In order to combat climate change, increasing interest is being shown in ‘geoengineering’ approaches. Broadly speaking, these divide into two main categories: the removal of carbon dioxide from the atmosphere, and solar radiation management to control the amount of energy the earth receives from the sun. One philanthropist interested in geoengineering is Richard Branson. The Virgin Earth Challenge has been set up to reward an activity that can take greenhouse gases out of the air while the Carbon War Room, co-founded by Branson and developed by Virgin Unite, sponsored the work of the Royal Society on the governance of solar radiation management. Alliance talked to him about his support for geoengineering approaches to climate change mitigation.
What made you interested in geoengineering?
I’d been in favour of incentivizing ways of taking greenhouse gases out of the air long before I heard of geoengineering. I don’t see these efforts as an excuse for ‘business as usual’, nor are we at Virgin interested in ‘controlling the climate’ or finding a ‘plan B’ instead of tackling climate change head on. We need to experiment with all avenues to manage climate change, and geoengineering, or re-engineering as I prefer to call it, should be a part of that experimentation.
Current CO2 concentrations are at 393 parts per million so if you support 350.org [which maintains that we need to reduce this to below 350 ppm], you need to support the sustainable removal of greenhouse gases from the atmosphere. The Virgin Earth Challenge is looking to encourage things that could sustainably do that alongside other mitigation efforts. Cutting emissions remains the absolute priority, but we have to take notice of the mess we are in – climate change may have gone too far to be resolved with lower emissions alone. If a tiny fraction of the capital that is being spent on ways of cutting emissions was spent on further researching ways of removing greenhouse gases, it could go a long way.

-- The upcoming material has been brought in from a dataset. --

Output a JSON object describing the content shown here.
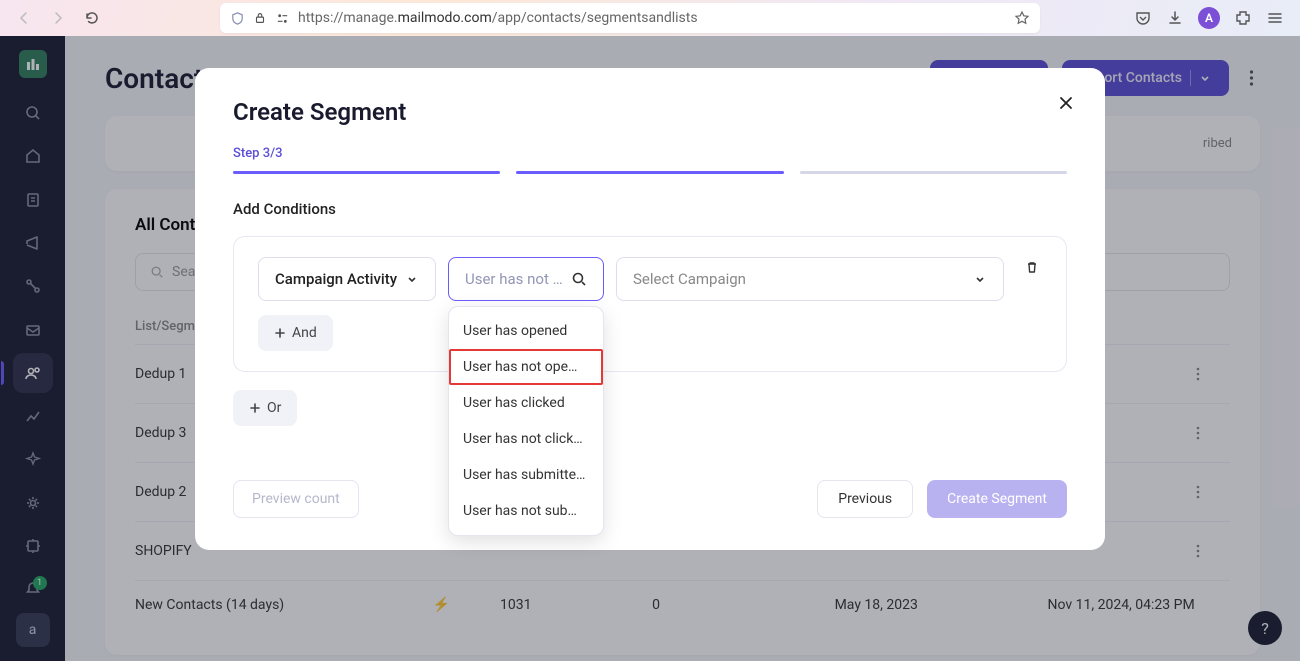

The potential of geoengineering approaches for climate change mitigation is huge. But what about the risks? How do you make sure your foundation does no harm, and takes only risks that are well calculated?
In absolutely everything we do, we find the best partners and work with them to find solutions. This not only minimizes risk, it also ensures we are coming up with well thought out, entrepreneurial approaches that don’t duplicate what is already out there. Neither the Carbon War Room nor the Earth Challenge claim to know something that others don’t. If you talk to the likes of the Environmental Defense Fund, Friends of the Earth or the Royal Society, they all highlight the uncertainties around each area and the need to explore things and discuss their potential responsibly, and we totally agree!

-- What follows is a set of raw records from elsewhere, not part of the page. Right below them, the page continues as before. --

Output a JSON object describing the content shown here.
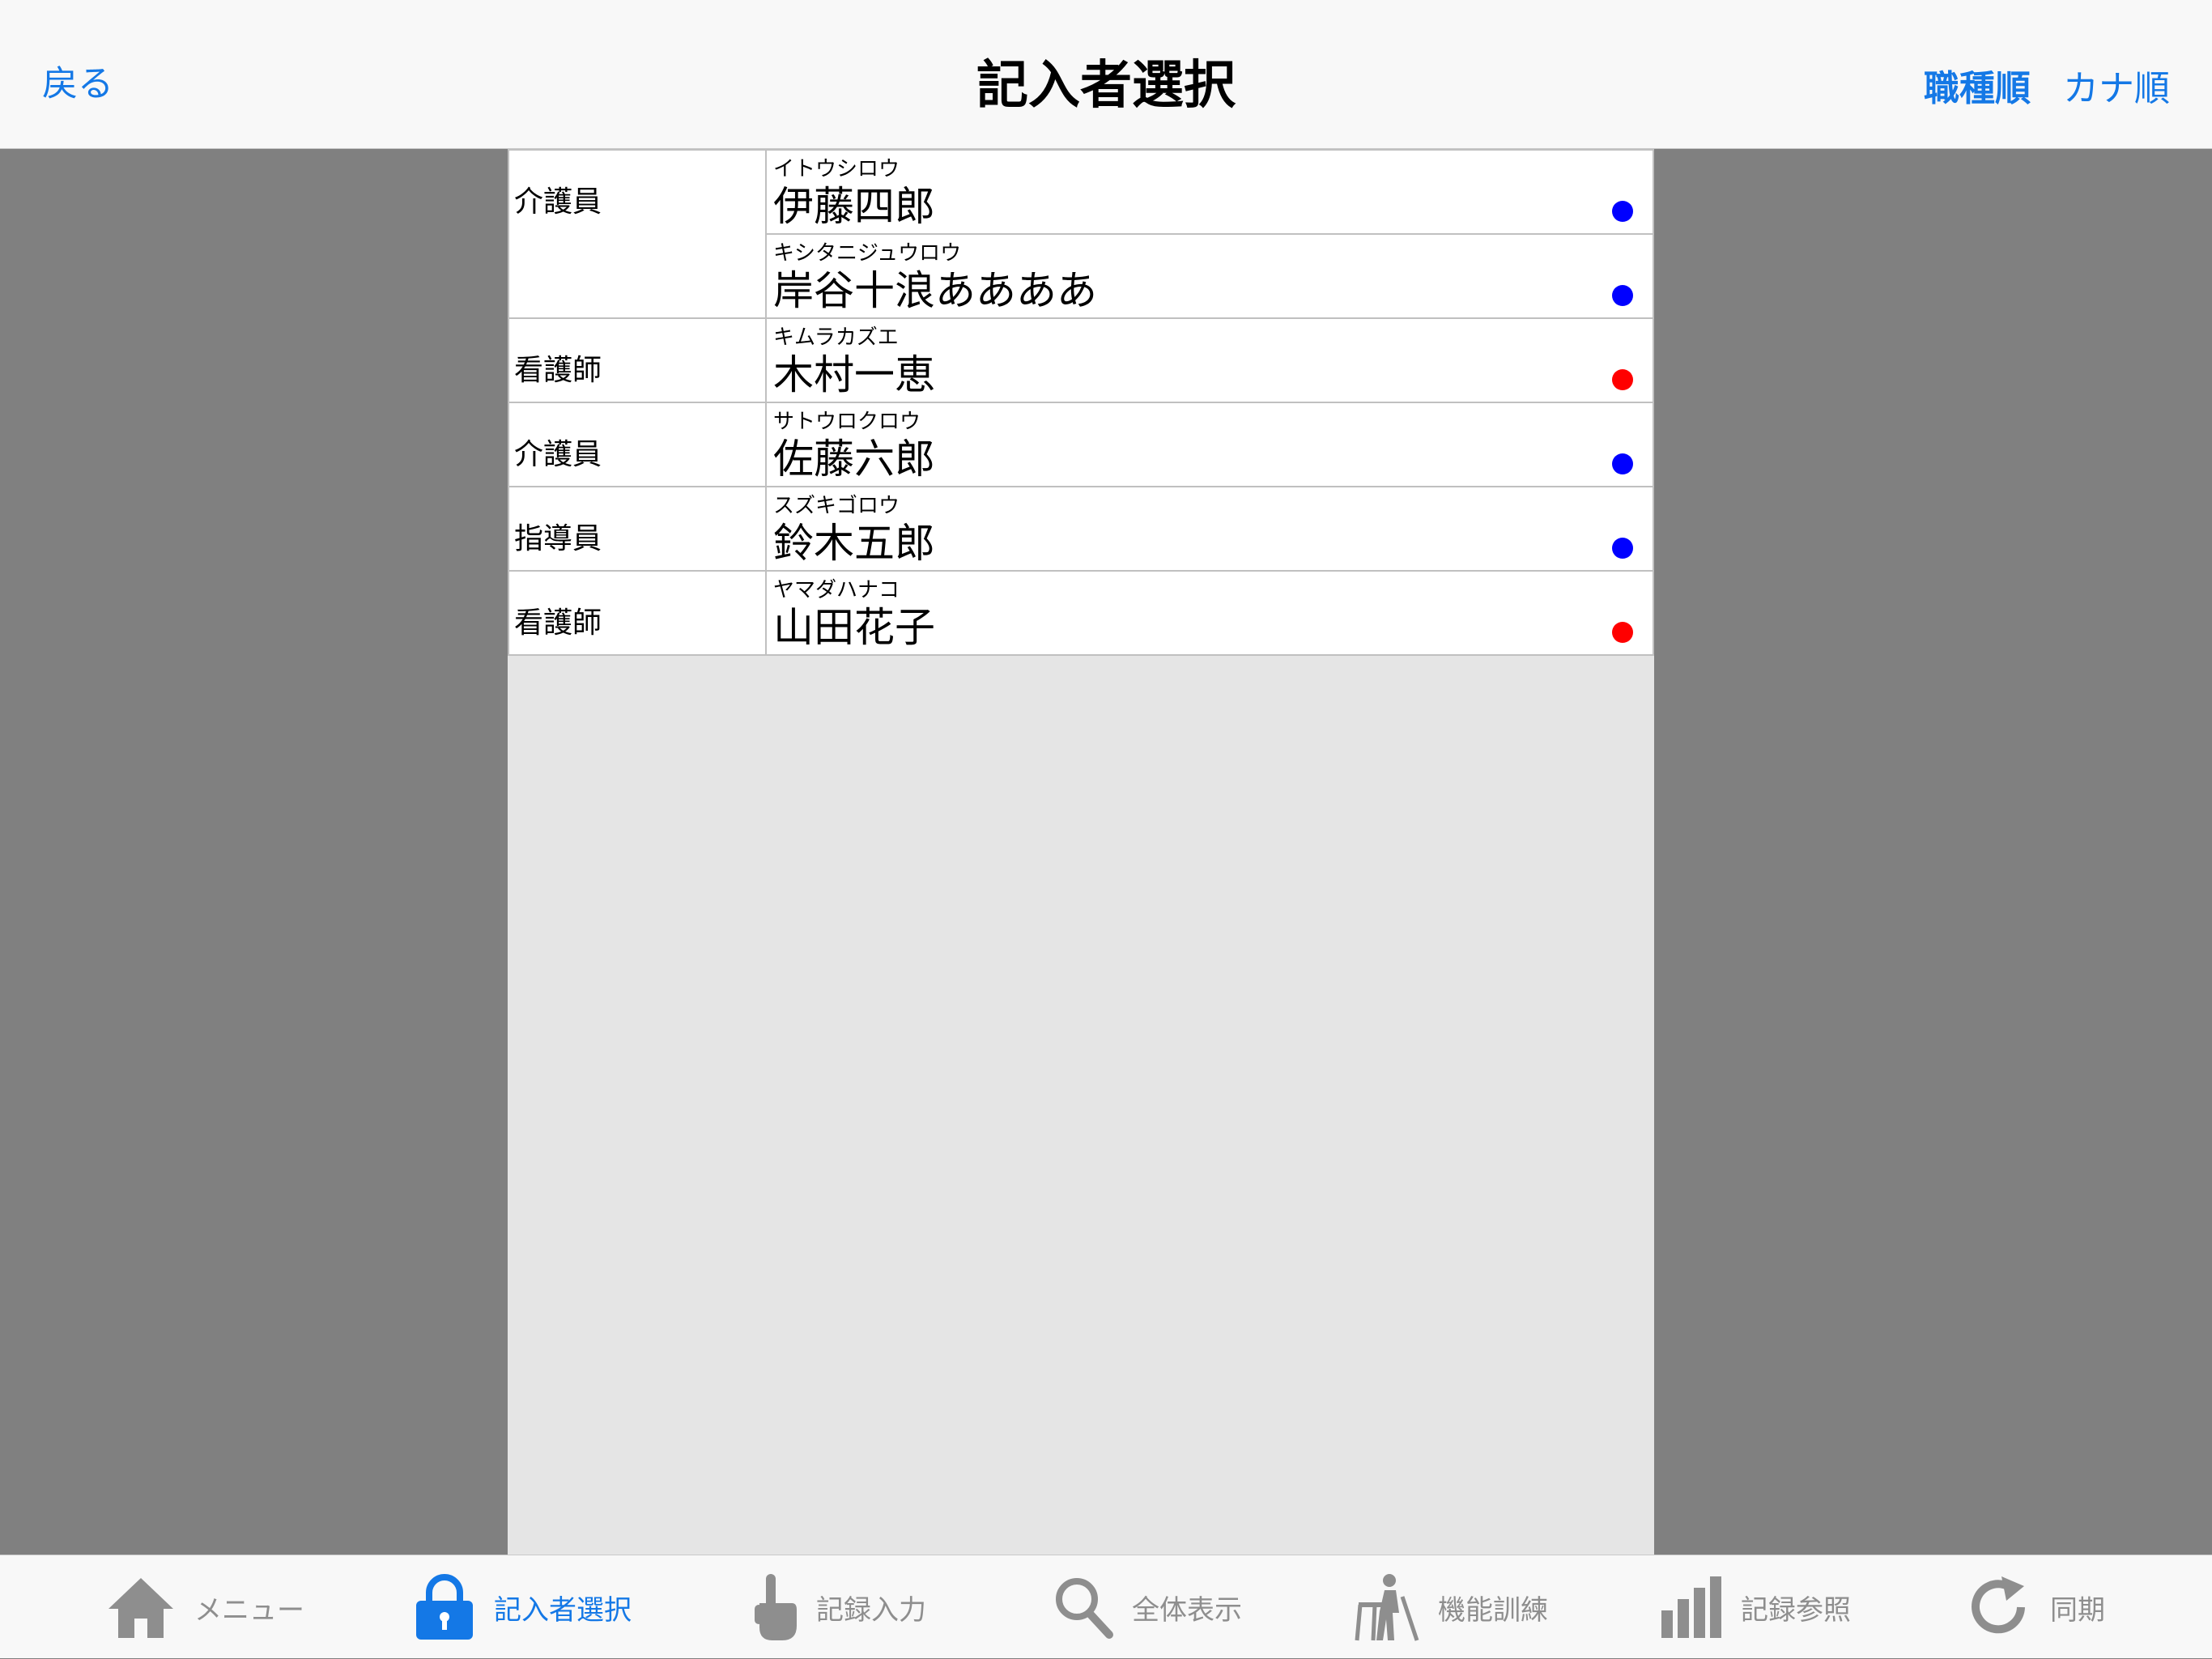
{
  "nav": {
    "back_label": "戻る",
    "title": "記入者選択",
    "sort_job_label": "職種順",
    "sort_kana_label": "カナ順"
  },
  "staff": [
    {
      "job": "介護員",
      "kana": "イトウシロウ",
      "name": "伊藤四郎",
      "dot": "#0000ff"
    },
    {
      "job": "",
      "kana": "キシタニジュウロウ",
      "name": "岸谷十浪ああああ",
      "dot": "#0000ff"
    },
    {
      "job": "看護師",
      "kana": "キムラカズエ",
      "name": "木村一恵",
      "dot": "#ff0000"
    },
    {
      "job": "介護員",
      "kana": "サトウロクロウ",
      "name": "佐藤六郎",
      "dot": "#0000ff"
    },
    {
      "job": "指導員",
      "kana": "スズキゴロウ",
      "name": "鈴木五郎",
      "dot": "#0000ff"
    },
    {
      "job": "看護師",
      "kana": "ヤマダハナコ",
      "name": "山田花子",
      "dot": "#ff0000"
    }
  ],
  "tabs": [
    {
      "label": "メニュー",
      "icon": "home-icon"
    },
    {
      "label": "記入者選択",
      "icon": "lock-icon",
      "active": true
    },
    {
      "label": "記録入力",
      "icon": "hand-pointer-icon"
    },
    {
      "label": "全体表示",
      "icon": "search-icon"
    },
    {
      "label": "機能訓練",
      "icon": "walker-icon"
    },
    {
      "label": "記録参照",
      "icon": "bar-chart-icon"
    },
    {
      "label": "同期",
      "icon": "sync-icon"
    }
  ],
  "colors": {
    "accent": "#1478e6",
    "inactive": "#8e8e8e",
    "dot_blue": "#0000ff",
    "dot_red": "#ff0000"
  }
}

The balance of risks and benefits varies greatly depending on what area of geoengineering we are talking about. The unknowns of directly managing solar radiation budgets are huge, which is why my support in this area so far has gone into the Royal Society’s initiative to better understand the risks and to show why it’s important that any future experiments are controlled by enforceable international laws. Right now there’s nothing to stop one nation from experimenting with control of its own weather or with solar radiation control, and nobody really knows what the impact would be.
On the other hand, some of the negative emissions concepts like restoring grasslands and forests are no-brainers, even if their carbon removal potential is uncertain. Though all of the groups we have on the Virgin Earth Challenge shortlist have unknowns and hurdles, they show excellent potential. They cover air capture, biochar, bio-energy with carbon capture and storage, enhanced weathering on land, and land management. Generally these are all straightforward to monitor, govern and underwrite under existing laws and lend themselves to private sector exploration, alongside public research.
We want to encourage a much bigger conversation around negative emissions and have already helped to expand the dialogue on solar radiation management through the Carbon War Room. As with any new technology or policy, positive developments can happen only with truthful and balanced debates to form collaboration and consensus. I very much hope that anyone with an interest in this issue will want to be part of that conversation.